Now, the first three opening acts were just fine but much of the crowd was here for screamo and From First To Last did not disappoint. They were (a) extremely loud and (b) extremely animated on stage, which really energized the crowd - which by now nearly filled the entire ballroom floor. Southern Man was particularly impressed with drummer Derek Bloom, who seemed to be quite a cut above the average. They, too, had a pretty fair following and Southern Man saw plenty of FFTL shirts in the crowd. And HHB got in a bit more crowd-surfing during their set as well.

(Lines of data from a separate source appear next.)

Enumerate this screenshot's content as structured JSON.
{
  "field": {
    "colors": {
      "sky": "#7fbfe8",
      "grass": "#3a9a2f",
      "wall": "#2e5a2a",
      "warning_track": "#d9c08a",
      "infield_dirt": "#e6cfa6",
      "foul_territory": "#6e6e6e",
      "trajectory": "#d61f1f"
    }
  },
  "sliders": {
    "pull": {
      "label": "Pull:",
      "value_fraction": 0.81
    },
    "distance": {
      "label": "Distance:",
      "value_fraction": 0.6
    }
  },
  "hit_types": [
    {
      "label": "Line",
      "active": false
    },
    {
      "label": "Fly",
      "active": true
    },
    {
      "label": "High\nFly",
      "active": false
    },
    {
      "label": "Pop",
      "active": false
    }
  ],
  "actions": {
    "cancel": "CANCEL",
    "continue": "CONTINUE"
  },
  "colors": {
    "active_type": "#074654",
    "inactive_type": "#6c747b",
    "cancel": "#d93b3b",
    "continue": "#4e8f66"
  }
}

FFTL got to play a bit longer than the others and got in nearly forty minutes of high-decibel rock.
FFTL left the crowd primed and ready for Hawthorne Heights, a post-hardcore / sreamo band that most southern men have never heard of (and would never willingly listen to if they had) but Southern Man, due to the influence of HHB, is becoming something of a fan - it's his second HH concert (review of the first is here) and HHB's fourth. Their hour-long set opened with their familiar hit Niki FM and continued with many that Southern Man knew and a few that he didn't. One song was apparently played for a live audience for the very first time this evening. The crowd was extremely pumped and Southern Man saw both fearless crowd-surfing and some fairly agressive tossing of human bodies. They closed with two favorites, Breathing In Sequence and Ohio Is For Lovers, during which HHB (who had worked his way to the very front of the stage and was loath to lose his place) executed his final crowd surf of the evening. He also managed to talk to a couple of the band members once again, one of whom remembered him from last Fall's concert.
Sure, it was nearly a hundred bucks and four hours of driving and we both had to get up early Monday morning for football practice and work, but to hear HHB tell Southern Man that this was the best concert he'd ever been to and to hear him say "thank you for the concert" over and over made it absolutely, 100% worthwhile. And today he's at the mall to spring that autographed Brighten CD on his not-a-girlfriend. So Southern Man would do it again in a heartbeat, and probably will in the not-too-distant future.